ABSTRACT. Logic programs with graded modality (LPGM) combine ideas underlying graded modal logic and answer set programming. Logic programming under answer set semantics is extended with a new graded modality M[lb:ub] where lb and ub are natural numbers satisfying lb <= ub. The modality is used to precede a literal in rules bodies, and thus allows for the representation of graded introspections: M[lb:ub] F intuitively means: it is known that the number of belief sets where F is true is between lb and ub. We define the semantics of Logic programs with graded modality, give an algorithm for computing solutions of LPGMs, and show the effectiveness of the formalism for modeling two problems.

16:10-17:10 Session 24: Plenary session joint with ADT: Jerome Lang - Invited talk sponsored by ECCAI
Location: Grand Kentucky Salon B
Invited Talk: Algorithmic Decision Theory meets Logic
SPEAKER: Jérôme Lang

ABSTRACT. Algorithmic decision theory can be roughly defined as the design and study of languages and methods for expressing and solving various classes of decision problems, including: decision under uncertainty, sequential decision making, multicriteria decision making, collective decision making, and strategic interactions in distributed decision making. A decision problem is specified by two main components: the preferences of the agent(s); and the beliefs the agent(s) has (have) about the initial state of the world and its evolution, and possibly about the beliefs and preferences of other agents. Computational tasks involve, among others: the construction and refinement of the problem, through learning and elicitation tasks; the search for a centralized decision (for an agent or a group of agents); the impact of selfish behaviour in decentralized, multi-agent decision contexts. Logic in algorithmic decision theory can be useful as a declarative representation language for the various components of the problems, and as a generic problem solving tool. The combination of both allow for representing and solving complex decision making problems. This talk points to some research issues at the meeting point of logic and algorithmic decision theory. 

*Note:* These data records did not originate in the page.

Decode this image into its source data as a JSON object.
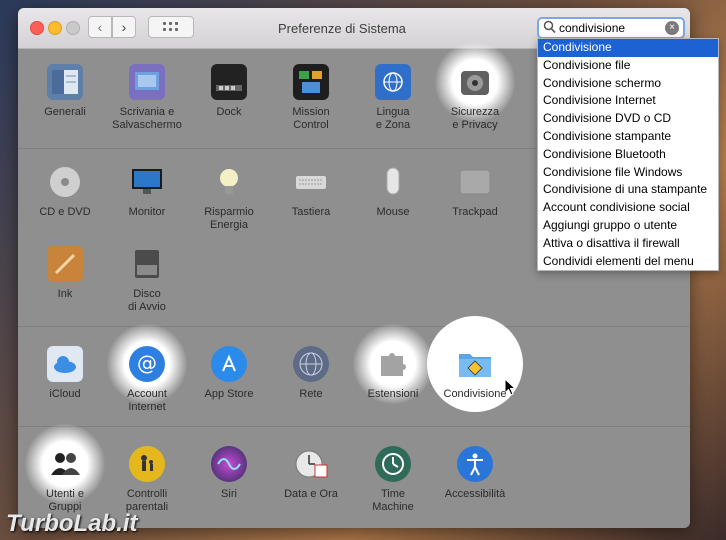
{
  "window": {
    "title": "Preferenze di Sistema",
    "nav": {
      "back": "‹",
      "forward": "›"
    }
  },
  "search": {
    "value": "condivisione",
    "clear_glyph": "×"
  },
  "sections": [
    {
      "panes": [
        {
          "label": "Generali",
          "icon": "general-icon"
        },
        {
          "label": "Scrivania e\nSalvaschermo",
          "icon": "desktop-icon"
        },
        {
          "label": "Dock",
          "icon": "dock-icon"
        },
        {
          "label": "Mission\nControl",
          "icon": "mission-control-icon"
        },
        {
          "label": "Lingua\ne Zona",
          "icon": "flag-icon"
        },
        {
          "label": "Sicurezza\ne Privacy",
          "icon": "security-icon"
        }
      ]
    },
    {
      "panes": [
        {
          "label": "CD e DVD",
          "icon": "cd-icon"
        },
        {
          "label": "Monitor",
          "icon": "monitor-icon"
        },
        {
          "label": "Risparmio\nEnergia",
          "icon": "bulb-icon"
        },
        {
          "label": "Tastiera",
          "icon": "keyboard-icon"
        },
        {
          "label": "Mouse",
          "icon": "mouse-icon"
        },
        {
          "label": "Trackpad",
          "icon": "trackpad-icon"
        },
        {
          "label": "Ink",
          "icon": "ink-icon"
        },
        {
          "label": "Disco\ndi Avvio",
          "icon": "disk-icon"
        }
      ]
    },
    {
      "panes": [
        {
          "label": "iCloud",
          "icon": "cloud-icon"
        },
        {
          "label": "Account\nInternet",
          "icon": "at-icon"
        },
        {
          "label": "App Store",
          "icon": "app-store-icon"
        },
        {
          "label": "Rete",
          "icon": "network-icon"
        },
        {
          "label": "Estensioni",
          "icon": "puzzle-icon"
        },
        {
          "label": "Condivisione",
          "icon": "sharing-folder-icon"
        }
      ]
    },
    {
      "panes": [
        {
          "label": "Utenti e\nGruppi",
          "icon": "users-icon"
        },
        {
          "label": "Controlli\nparentali",
          "icon": "parental-icon"
        },
        {
          "label": "Siri",
          "icon": "siri-icon"
        },
        {
          "label": "Data e Ora",
          "icon": "clock-calendar-icon"
        },
        {
          "label": "Time\nMachine",
          "icon": "time-machine-icon"
        },
        {
          "label": "Accessibilità",
          "icon": "accessibility-icon"
        }
      ]
    }
  ],
  "dropdown": {
    "items": [
      "Condivisione",
      "Condivisione file",
      "Condivisione schermo",
      "Condivisione Internet",
      "Condivisione DVD o CD",
      "Condivisione stampante",
      "Condivisione Bluetooth",
      "Condivisione file Windows",
      "Condivisione di una stampante",
      "Account condivisione social",
      "Aggiungi gruppo o utente",
      "Attiva o disattiva il firewall",
      "Condividi elementi del menu"
    ],
    "selected_index": 0
  },
  "watermark": "TurboLab.it"
}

17:10-17:20 Session : Announcements & Farewell
Location: Grand Kentucky Salon B